As for other experiences that have proven useful, I cant think of any that havent. Things we do often end up being useful in unrecognizable ways. At one time I was a commercial fisherman, working as the tender in an abalone-diving operation. Ive never written about that experience overtly, but it taught me things that ended up in novels. Ive also spent time working in a couple of large bureaucracies. All of them are similar thats the way we modern Americans tend to organize ourselves. But I think the small personal experiences are the ones that transfer most easily from life into fiction: what it feels like to stand in the rain, or to drive when were having trouble staying awake, or what its like to lose somebody. Thats the sort of detail that makes fiction feel real, because everybody recognizes that it is real.
Q: Who do you like to read? Have years of plotting your own complicated intrigues made it any easier to predict the endings of suspense novels by other writers?
A: As a rule, I dont like to read very much in the genre I write in. Many years ago I had the experience of writing a sentence I liked. I read it over and asked myself what I liked about it, where it had come from. I realized that I had begun to write in the style of an author whose book I had just read. Writers are mimics. We hear people talk and then pick up the cadence, the accent, and the habits of mind of the person were listening to. We write what that person would say next. Originality is one of the few things that novelists have to offer. So I spend a lot of time reading nonfiction some for research, some for pleasure and much less time reading the work of my colleagues. I have a few favorites I read when I get a chance, though: Joe Gores a friend of mine, a fine writer, and a former private detective Lawrence Block, Donald Westlake, Carl Hiaasen, and Robert B. Parker come to mind. And now and then someone directs my attention to something new thats a pleasant surprise.
Q: Whats next? Are you itching to write another Jane Whitefield mystery, or do you have another original cast up your sleeve?
A: Whats next is a novel with new characters called Fidelity, which will be published by Harcourt next year (Spring 2008). There isnt a release date for it yet, but Ive been told to expect the copy edited manuscript in the near future. Ive also begun working on the return of Jane Whitefield. If it turns out to be any good, it will probably be the next book after Fidelity.
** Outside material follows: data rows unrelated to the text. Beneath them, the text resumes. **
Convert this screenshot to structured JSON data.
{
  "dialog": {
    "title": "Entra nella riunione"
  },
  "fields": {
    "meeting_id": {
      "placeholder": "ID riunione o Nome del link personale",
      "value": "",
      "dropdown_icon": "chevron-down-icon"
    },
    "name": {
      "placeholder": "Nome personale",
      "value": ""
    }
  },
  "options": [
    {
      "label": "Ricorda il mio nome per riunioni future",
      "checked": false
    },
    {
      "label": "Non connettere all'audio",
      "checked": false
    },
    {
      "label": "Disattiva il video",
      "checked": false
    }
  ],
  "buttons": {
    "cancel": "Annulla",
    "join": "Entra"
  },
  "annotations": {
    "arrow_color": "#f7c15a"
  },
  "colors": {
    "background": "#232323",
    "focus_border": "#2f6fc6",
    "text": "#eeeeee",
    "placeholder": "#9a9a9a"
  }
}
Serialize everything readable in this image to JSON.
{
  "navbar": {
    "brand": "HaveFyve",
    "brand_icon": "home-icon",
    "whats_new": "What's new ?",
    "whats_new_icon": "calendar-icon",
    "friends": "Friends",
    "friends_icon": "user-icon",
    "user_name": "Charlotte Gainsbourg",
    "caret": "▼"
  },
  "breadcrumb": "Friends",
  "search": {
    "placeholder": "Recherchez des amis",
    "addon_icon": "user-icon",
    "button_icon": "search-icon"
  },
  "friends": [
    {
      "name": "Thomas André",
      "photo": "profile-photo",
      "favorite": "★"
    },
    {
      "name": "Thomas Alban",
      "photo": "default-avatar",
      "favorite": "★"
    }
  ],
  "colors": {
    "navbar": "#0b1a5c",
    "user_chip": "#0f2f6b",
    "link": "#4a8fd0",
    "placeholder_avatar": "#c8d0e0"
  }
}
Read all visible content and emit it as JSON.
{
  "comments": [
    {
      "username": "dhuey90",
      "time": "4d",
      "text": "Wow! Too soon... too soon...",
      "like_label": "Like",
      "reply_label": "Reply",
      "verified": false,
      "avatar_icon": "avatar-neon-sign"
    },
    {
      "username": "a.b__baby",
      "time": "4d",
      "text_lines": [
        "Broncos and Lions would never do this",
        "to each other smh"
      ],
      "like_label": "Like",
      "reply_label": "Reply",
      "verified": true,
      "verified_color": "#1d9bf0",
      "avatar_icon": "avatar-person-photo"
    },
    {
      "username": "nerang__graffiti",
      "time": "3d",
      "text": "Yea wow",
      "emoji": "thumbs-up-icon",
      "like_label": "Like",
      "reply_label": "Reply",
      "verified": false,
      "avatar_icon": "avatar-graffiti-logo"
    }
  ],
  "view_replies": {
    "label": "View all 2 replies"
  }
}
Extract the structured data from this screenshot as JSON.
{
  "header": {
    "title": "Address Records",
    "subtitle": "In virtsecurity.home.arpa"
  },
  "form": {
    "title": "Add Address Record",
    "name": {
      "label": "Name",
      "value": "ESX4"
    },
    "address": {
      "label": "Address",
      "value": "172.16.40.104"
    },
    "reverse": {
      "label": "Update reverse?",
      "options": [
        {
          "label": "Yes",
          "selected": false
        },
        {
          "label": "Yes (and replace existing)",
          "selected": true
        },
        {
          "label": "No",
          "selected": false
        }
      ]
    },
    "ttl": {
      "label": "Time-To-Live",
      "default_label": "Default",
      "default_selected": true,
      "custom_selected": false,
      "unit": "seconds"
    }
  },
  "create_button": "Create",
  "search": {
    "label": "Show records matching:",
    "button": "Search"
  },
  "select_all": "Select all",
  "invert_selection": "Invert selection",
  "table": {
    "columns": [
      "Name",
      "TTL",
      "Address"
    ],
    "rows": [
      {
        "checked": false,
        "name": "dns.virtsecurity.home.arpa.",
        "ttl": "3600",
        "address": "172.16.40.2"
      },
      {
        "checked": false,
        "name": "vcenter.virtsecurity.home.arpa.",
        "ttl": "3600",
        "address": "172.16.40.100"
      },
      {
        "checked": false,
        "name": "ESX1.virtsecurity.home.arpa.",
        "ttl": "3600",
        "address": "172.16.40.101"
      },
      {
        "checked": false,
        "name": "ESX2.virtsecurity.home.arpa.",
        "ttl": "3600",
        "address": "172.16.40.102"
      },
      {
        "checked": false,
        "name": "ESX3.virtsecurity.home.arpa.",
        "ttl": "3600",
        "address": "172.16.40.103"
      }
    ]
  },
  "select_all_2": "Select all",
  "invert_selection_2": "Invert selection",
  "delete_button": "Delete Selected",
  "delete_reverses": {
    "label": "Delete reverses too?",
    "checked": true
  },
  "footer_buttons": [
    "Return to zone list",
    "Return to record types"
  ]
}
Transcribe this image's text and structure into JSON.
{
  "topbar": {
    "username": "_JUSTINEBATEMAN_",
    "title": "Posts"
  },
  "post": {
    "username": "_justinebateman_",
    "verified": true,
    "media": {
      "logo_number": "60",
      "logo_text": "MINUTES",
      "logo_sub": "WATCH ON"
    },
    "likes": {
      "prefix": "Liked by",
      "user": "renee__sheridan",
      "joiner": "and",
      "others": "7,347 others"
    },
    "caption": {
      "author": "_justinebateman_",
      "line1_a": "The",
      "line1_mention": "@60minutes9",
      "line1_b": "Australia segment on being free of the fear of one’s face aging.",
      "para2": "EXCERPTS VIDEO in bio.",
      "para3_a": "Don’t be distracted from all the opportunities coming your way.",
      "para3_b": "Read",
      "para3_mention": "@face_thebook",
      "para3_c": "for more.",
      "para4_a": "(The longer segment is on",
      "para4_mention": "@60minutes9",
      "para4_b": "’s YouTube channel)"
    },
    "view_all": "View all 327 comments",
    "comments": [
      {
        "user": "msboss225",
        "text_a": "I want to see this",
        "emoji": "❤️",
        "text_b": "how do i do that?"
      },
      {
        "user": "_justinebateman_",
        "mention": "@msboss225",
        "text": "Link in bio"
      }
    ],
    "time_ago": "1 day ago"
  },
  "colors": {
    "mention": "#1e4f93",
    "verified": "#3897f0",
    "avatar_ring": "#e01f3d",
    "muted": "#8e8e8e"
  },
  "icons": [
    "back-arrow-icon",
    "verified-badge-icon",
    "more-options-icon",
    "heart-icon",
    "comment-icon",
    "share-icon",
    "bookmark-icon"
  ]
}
If its not, it will take its place as one of our "priceless family treasures" and be stored in a closet until the end of time.
Copyright © 2007 Harcourt
Questions written by Deborah Halverson